SUPPLIED MATERIAL:
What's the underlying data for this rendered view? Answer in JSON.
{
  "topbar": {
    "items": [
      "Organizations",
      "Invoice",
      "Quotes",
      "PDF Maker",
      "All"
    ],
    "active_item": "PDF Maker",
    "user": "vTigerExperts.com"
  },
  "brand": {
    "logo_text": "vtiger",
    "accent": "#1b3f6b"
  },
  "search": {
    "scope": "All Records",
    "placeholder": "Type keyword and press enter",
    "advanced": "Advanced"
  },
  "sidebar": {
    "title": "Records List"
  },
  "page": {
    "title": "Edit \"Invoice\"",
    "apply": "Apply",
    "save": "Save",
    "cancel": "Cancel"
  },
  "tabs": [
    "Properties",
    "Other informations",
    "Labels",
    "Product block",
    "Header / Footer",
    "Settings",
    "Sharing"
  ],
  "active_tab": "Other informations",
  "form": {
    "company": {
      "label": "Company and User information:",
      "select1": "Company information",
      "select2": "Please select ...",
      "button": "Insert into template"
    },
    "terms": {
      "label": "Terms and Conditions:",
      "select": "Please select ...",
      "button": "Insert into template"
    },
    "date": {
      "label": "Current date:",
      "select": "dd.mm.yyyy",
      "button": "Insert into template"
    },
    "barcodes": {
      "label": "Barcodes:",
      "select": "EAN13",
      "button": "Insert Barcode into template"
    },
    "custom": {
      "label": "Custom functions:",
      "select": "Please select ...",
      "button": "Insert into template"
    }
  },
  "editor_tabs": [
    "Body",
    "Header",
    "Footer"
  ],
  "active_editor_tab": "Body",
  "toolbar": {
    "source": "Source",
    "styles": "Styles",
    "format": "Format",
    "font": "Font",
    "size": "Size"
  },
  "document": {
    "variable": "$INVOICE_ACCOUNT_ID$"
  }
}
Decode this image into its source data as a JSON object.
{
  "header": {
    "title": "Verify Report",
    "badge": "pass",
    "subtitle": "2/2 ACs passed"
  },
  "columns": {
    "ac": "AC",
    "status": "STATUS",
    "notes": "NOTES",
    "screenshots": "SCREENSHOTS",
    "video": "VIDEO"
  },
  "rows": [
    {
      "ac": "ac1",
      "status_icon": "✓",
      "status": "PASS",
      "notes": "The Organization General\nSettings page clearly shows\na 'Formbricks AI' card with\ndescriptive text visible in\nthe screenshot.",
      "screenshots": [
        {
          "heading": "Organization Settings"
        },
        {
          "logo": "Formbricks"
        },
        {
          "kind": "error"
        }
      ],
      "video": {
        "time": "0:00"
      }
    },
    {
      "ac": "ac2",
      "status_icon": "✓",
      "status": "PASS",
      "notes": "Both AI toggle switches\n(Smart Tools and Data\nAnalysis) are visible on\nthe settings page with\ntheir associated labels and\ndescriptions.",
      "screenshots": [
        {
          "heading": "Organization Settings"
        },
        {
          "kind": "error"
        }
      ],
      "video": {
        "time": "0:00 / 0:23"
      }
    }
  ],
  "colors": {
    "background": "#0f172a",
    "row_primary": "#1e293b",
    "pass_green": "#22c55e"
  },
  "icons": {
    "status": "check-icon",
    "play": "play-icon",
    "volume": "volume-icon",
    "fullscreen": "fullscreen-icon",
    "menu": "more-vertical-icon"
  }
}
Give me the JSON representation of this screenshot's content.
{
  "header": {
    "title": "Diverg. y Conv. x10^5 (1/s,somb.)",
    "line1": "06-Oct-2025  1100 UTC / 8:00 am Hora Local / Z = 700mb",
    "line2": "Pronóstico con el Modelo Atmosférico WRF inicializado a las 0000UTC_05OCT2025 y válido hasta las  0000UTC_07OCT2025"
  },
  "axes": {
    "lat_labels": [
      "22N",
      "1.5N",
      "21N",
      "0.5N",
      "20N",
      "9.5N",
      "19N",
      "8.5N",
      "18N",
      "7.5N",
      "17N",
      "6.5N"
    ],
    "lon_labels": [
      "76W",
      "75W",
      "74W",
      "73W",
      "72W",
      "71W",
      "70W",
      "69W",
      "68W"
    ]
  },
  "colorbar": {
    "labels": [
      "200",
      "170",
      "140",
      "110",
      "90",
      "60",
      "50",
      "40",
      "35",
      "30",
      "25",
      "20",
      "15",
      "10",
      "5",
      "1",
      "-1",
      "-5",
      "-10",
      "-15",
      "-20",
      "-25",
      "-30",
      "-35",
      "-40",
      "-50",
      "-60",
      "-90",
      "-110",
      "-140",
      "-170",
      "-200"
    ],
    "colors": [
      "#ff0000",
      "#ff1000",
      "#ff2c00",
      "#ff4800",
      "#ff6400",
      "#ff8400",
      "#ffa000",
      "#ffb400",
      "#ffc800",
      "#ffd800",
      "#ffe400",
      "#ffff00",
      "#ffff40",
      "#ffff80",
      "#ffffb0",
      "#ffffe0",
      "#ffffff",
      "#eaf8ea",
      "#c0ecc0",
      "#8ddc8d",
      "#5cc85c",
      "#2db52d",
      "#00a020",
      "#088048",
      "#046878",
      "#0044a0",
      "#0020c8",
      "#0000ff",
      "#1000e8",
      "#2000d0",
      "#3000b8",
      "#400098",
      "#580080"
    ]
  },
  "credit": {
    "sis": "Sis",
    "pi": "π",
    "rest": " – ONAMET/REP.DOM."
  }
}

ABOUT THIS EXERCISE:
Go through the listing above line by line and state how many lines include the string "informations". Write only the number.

EXPECTED OUTPUT:
2